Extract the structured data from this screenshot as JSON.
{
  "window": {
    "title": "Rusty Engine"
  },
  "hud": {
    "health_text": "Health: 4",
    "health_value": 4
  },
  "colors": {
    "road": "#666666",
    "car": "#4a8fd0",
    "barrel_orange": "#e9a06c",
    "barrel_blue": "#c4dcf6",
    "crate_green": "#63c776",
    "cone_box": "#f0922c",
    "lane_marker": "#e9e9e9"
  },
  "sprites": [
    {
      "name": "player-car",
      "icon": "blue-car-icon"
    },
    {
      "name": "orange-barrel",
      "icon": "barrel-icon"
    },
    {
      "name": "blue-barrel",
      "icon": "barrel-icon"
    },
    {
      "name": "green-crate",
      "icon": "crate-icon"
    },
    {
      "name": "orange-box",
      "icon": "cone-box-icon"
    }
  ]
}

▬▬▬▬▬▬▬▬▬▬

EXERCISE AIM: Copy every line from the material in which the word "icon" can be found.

SOLUTION:
      "icon": "blue-car-icon"
      "icon": "barrel-icon"
      "icon": "barrel-icon"
      "icon": "crate-icon"
      "icon": "cone-box-icon"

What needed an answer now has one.